On January 13, 2022 the U.S. Supreme Court issued decisions on two federal COVID-19 (coronavirus) vaccine mandates, one against and one in favor. The court temporarily halted enforcement of OSHA’s emergency temporary standard for employers with 100 or more employees and upheld the enforcement of the rule from the Centers for Medicare and Medicaid Services (CMS) for most health care settings that receive reimbursements from Medicare or Medicaid.
OSHA decision: The court ruled that OSHA regulates workplace health and safety but not public health and safety and therefore likely doesn’t have the authority to issue such a sweeping regulation for all employers with 100 or more employees, with no consideration of differing levels of risk between workplaces. The court said, “Where the virus poses a special danger because of the particular features of an employee’s job or workplace, targeted regulations are plainly permissible.” The problem with OSHA’s general COVID-19 emergency temporary standard (ETS) for large employers is that it treats all workplaces the same, rather than considering how likely it is for the virus to be transmitted in that work environment. The court’s decision places a hold on the ETS while lawsuits challenging it proceed to a full, consolidated hearing with the U.S. Sixth Circuit Court of Appeals. The court prohibited OSHA from enforcing any portion of the ETS while that process takes place because the court believes the lawsuits are likely to succeed and because the rule would significantly burden employers and workers if the rule were allowed to take effect while its status is still in dispute (National Federation of Independent Business, et al., vs. Dept. of Labor, OSHA, US, Jan. 2022).

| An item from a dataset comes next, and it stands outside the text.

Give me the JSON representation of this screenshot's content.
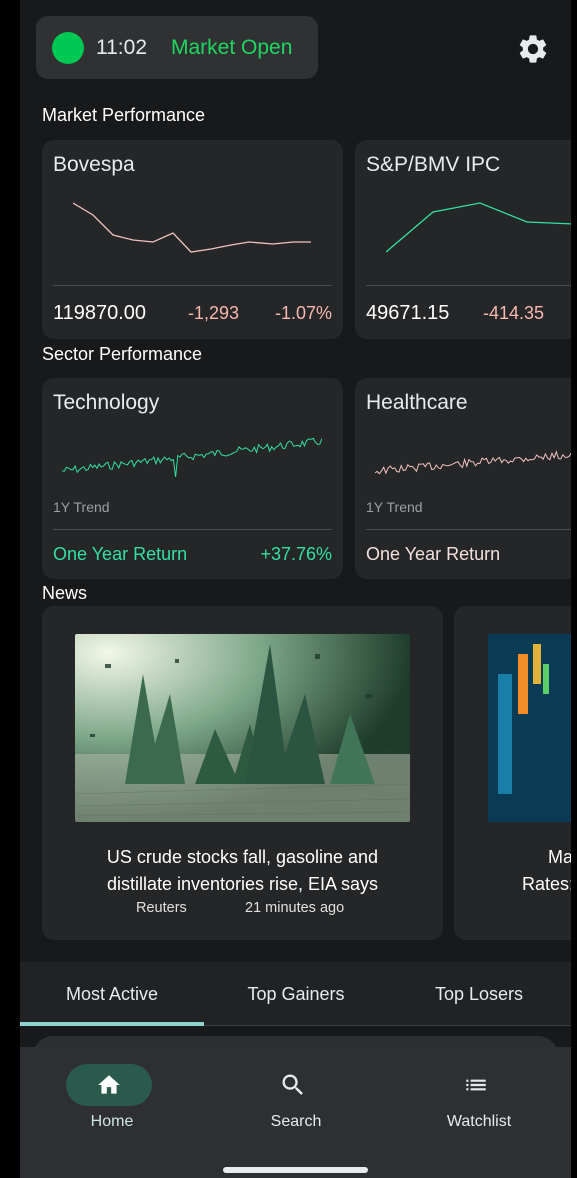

CMS decision: In contrast, the court ruled that CMS had the authority to issue its vaccine mandate and is likely to ultimately succeed in defending it. Medicare provides health insurance to people who are 65 or older, or who have specified disabilities, while Medicaid provides health insurance for people with low incomes. As the court explained, one of the agency’s most important functions “is to ensure that the healthcare providers who care for Medicare and Medicaid patients protect their patients’ health and safety.” These patients are at higher risk of severe illness from the virus due to their age, disability, or other medical conditions. Requiring health care workers to be vaccinated will reduce the likelihood that they will get COVID-19 or transmit it to their patients. The court dissolved the temporary hold that two federal district courts (one in Missouri and one in Louisiana) had imposed on the CMS rule. The rule is in effect once again, while the cases challenging it proceed through the court system (Biden v. Missouri, US, Jan. 2022).
Tips: The Supreme Court’s OSHA decision said that states have much greater authority to issue a general vaccine mandate than the federal government does. Employers in California, Oregon, and Washington should be prepared for their state safety and health agencies to consider issuing their own general vaccine mandates. It’s unclear whether they will do so; Vigilant will monitor developments and keep members informed. If you have any questions, contact your Vigilant Law Group employment attorney.